  • Give class a list of possible essay questions in advance of the exam
  • Provide written study guides for exams
  • Add cooperative group activities
memory strategies
Memory Strategies
  • Use some questions students have already seen on the weekly quizzes on midterm and final exams
  • Give students a choice of questions on the exam
  • Add a header to every handout that indicates the topic
  • When a handout deals with a section of the primary project, include that information in the header
  • Encourage students to color-code handouts
content enhancement
Content Enhancement
  • Revise free writing questions from general questions about literary devices and literary form to questions that ask students to relate their own concerns to those of the authors
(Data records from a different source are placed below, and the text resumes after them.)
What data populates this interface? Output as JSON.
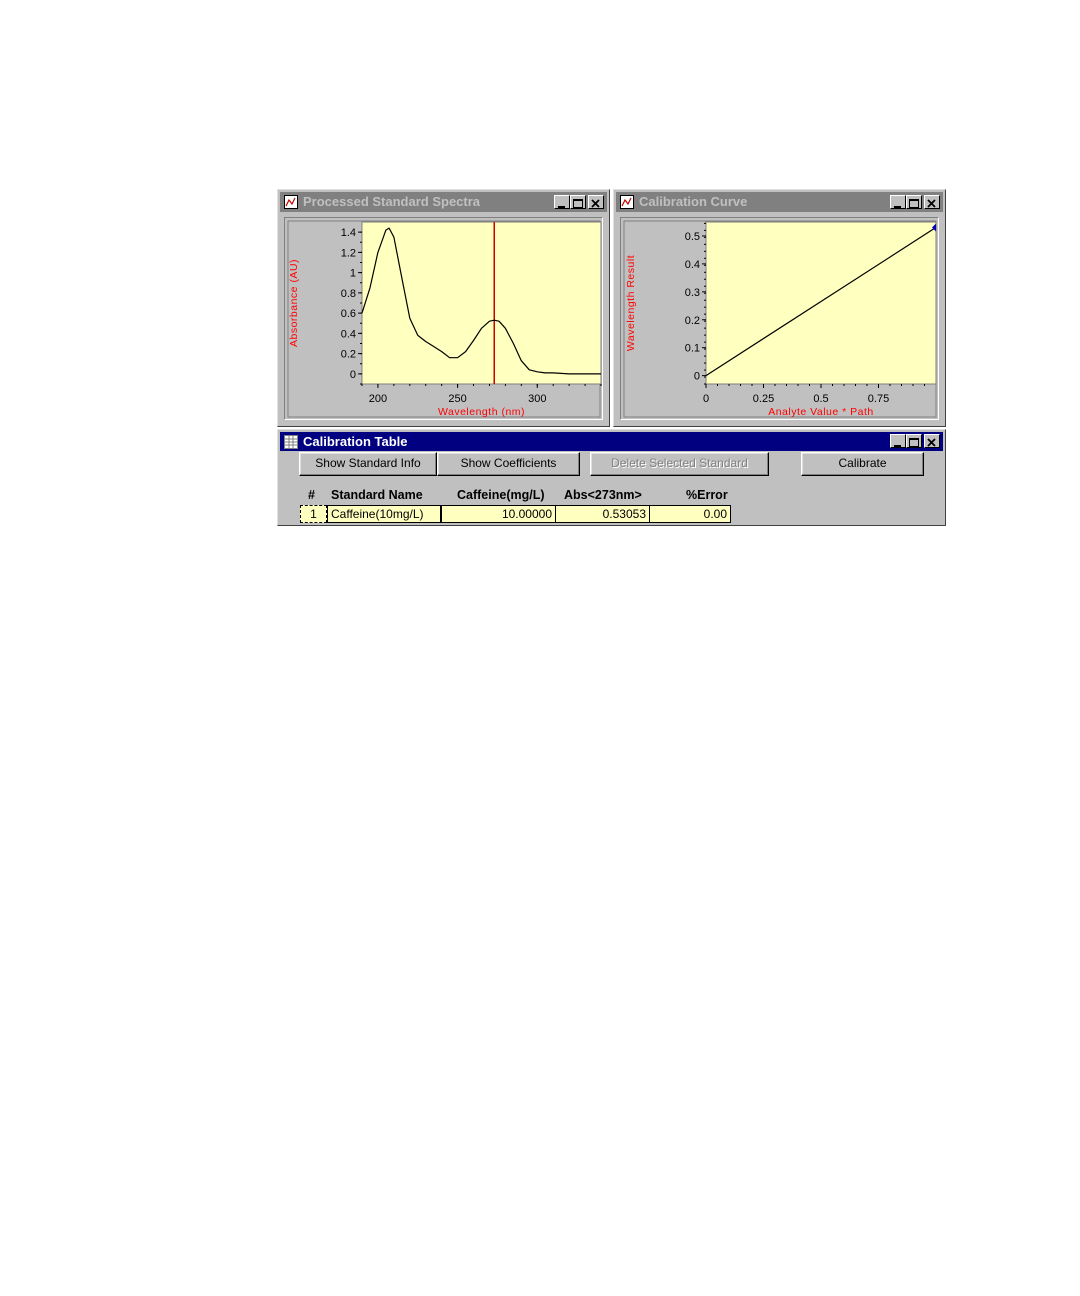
{
  "spectra_window": {
    "title": "Processed Standard Spectra",
    "chart_data": {
      "type": "line",
      "xlabel": "Wavelength (nm)",
      "ylabel": "Absorbance (AU)",
      "xlim": [
        190,
        340
      ],
      "ylim": [
        -0.1,
        1.5
      ],
      "x_ticks": [
        "200",
        "250",
        "300"
      ],
      "y_ticks": [
        "0",
        "0.2",
        "0.4",
        "0.6",
        "0.8",
        "1",
        "1.2",
        "1.4"
      ],
      "series": [
        {
          "x": [
            190,
            195,
            200,
            205,
            207,
            210,
            215,
            220,
            225,
            230,
            235,
            240,
            245,
            250,
            255,
            260,
            265,
            270,
            273,
            276,
            280,
            285,
            290,
            295,
            300,
            305,
            310,
            320,
            330,
            340
          ],
          "values": [
            0.6,
            0.85,
            1.2,
            1.42,
            1.44,
            1.35,
            0.95,
            0.55,
            0.38,
            0.32,
            0.27,
            0.22,
            0.16,
            0.16,
            0.22,
            0.33,
            0.45,
            0.52,
            0.53,
            0.52,
            0.45,
            0.3,
            0.13,
            0.04,
            0.02,
            0.01,
            0.01,
            0.0,
            0.0,
            0.0
          ]
        }
      ],
      "marker_line_x": 273,
      "grid": false
    }
  },
  "calibration_window": {
    "title": "Calibration Curve",
    "chart_data": {
      "type": "line",
      "xlabel": "Analyte Value * Path",
      "ylabel": "Wavelength Result",
      "xlim": [
        0,
        1.0
      ],
      "ylim": [
        -0.03,
        0.55
      ],
      "x_ticks": [
        "0",
        "0.25",
        "0.5",
        "0.75"
      ],
      "y_ticks": [
        "0",
        "0.1",
        "0.2",
        "0.3",
        "0.4",
        "0.5"
      ],
      "series": [
        {
          "x": [
            0,
            1.0
          ],
          "values": [
            0.0,
            0.53053
          ]
        }
      ],
      "points": [
        {
          "x": 1.0,
          "y": 0.53053
        }
      ],
      "grid": false
    }
  },
  "table_window": {
    "title": "Calibration Table",
    "buttons": {
      "show_standard_info": "Show Standard Info",
      "show_coefficients": "Show Coefficients",
      "delete_selected_standard": "Delete Selected Standard",
      "calibrate": "Calibrate"
    },
    "columns": [
      "#",
      "Standard Name",
      "Caffeine(mg/L)",
      "Abs<273nm>",
      "%Error"
    ],
    "rows": [
      {
        "num": "1",
        "name": "Caffeine(10mg/L)",
        "caffeine": "10.00000",
        "abs": "0.53053",
        "error": "0.00"
      }
    ]
  },
  "colors": {
    "plot_bg": "#ffffc0",
    "axis_label": "#ff0000",
    "marker_line": "#cc0000",
    "point": "#0000c0",
    "active_title": "#000080",
    "inactive_title": "#808080"
  }
}
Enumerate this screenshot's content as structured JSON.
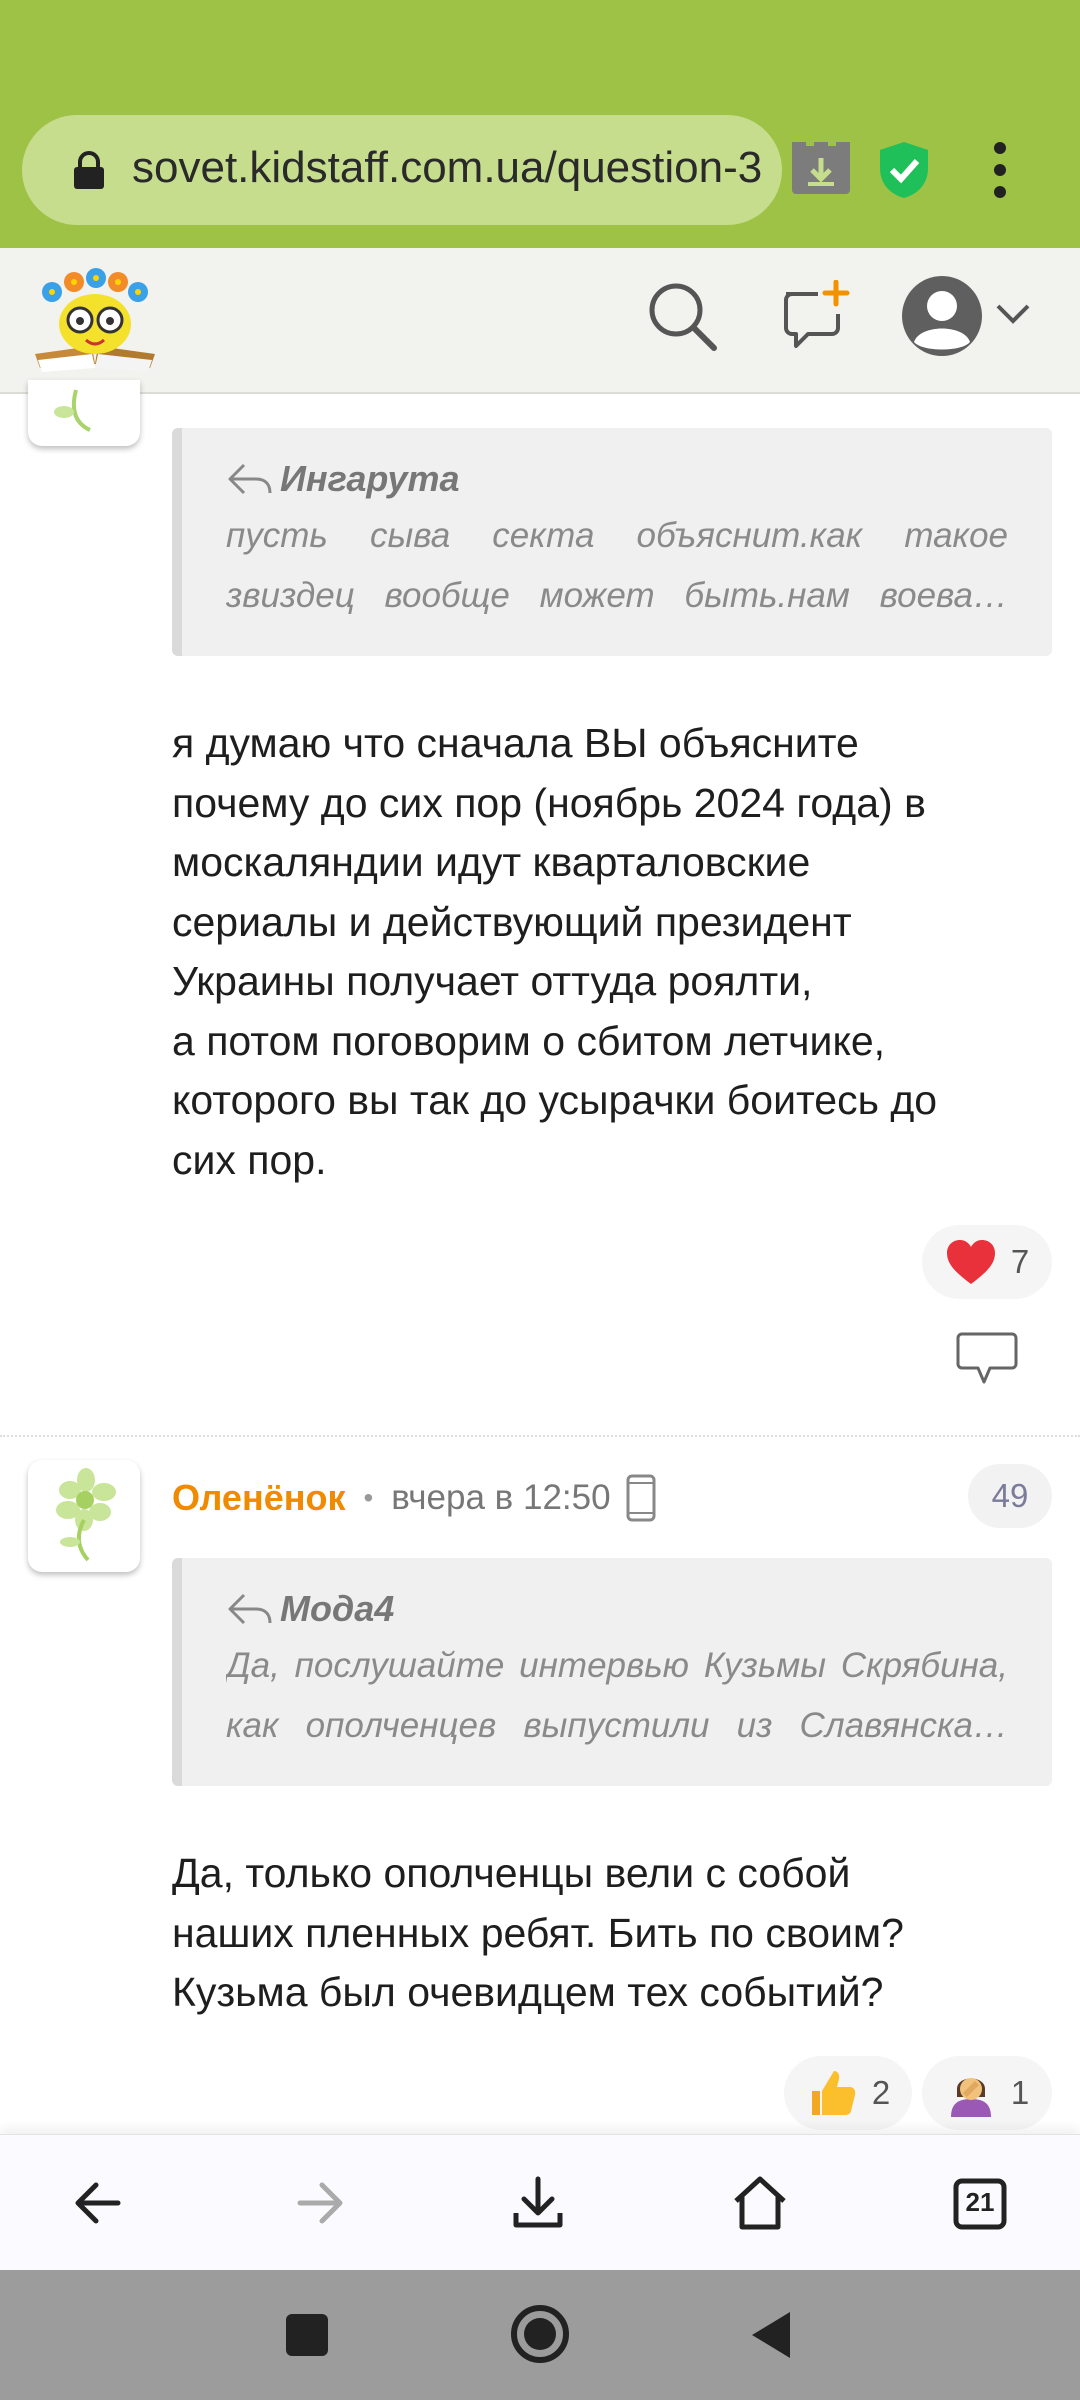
{
  "browser": {
    "url": "sovet.kidstaff.com.ua/question-3",
    "tab_count": "21"
  },
  "thread": {
    "post1": {
      "quote_author": "Ингарута",
      "quote_lines": [
        "пусть сыва секта объяснит.как такое",
        "звиздец вообще может быть.нам воева…"
      ],
      "body_lines": [
        "я думаю что сначала ВЫ объясните",
        "почему до сих пор (ноябрь 2024 года) в",
        "москаляндии идут кварталовские",
        "сериалы и действующий президент",
        "Украины получает оттуда роялти,",
        "а потом поговорим о сбитом летчике,",
        "которого вы так до усырачки боитесь до",
        "сих пор."
      ],
      "reaction_heart_count": "7"
    },
    "post2": {
      "username": "Оленёнок",
      "separator": "•",
      "timestamp": "вчера в 12:50",
      "post_number": "49",
      "quote_author": "Мода4",
      "quote_lines": [
        "Да, послушайте интервью Кузьмы Скрябина,",
        "как ополченцев выпустили из Славянска…"
      ],
      "body_lines": [
        "Да, только ополченцы вели с собой",
        "наших пленных ребят. Бить по своим?",
        "Кузьма был очевидцем тех событий?"
      ],
      "reaction_thumbs_count": "2",
      "reaction_facepalm_count": "1"
    }
  },
  "colors": {
    "browser_bar": "#9dc246",
    "username": "#f08a00",
    "accent_orange": "#f39200"
  }
}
  • Let student questions form the basis for class discussion, bringing the element of personal connection into the classroom
content enhancement1
Content Enhancement
  • Change weekly assignments from answering a questions of the professor’s choice to a question based on a topic the students feel is important and worthy of discussion. During class, each student has the opportunity to lead a small discussion group using his/her question/answer.
  • Assign and collect reflective statements at the end of each class session. Graded on a pass fail basis, reflections require students to summarize session content.
content enhancement2
Content Enhancement
  • Use case studies as discussion content
  • Change course emphasis from planning research to reading existing research critically
  • Have students work in class to contribute to the material to be included in the study guides
  • Devote the last week of class to “works in progress reviews”
universal design for learning
Universal Design for Learning
  • Ask the Media Center to order assigned novels in audio book format
  • Using AudioBookMakr 2, create CDs with all the poems that the student have to read for the class
  • Allow electronic submission of work
  • Expand your personal perspective on the classroom experience
  • Provide your syllabus in digital format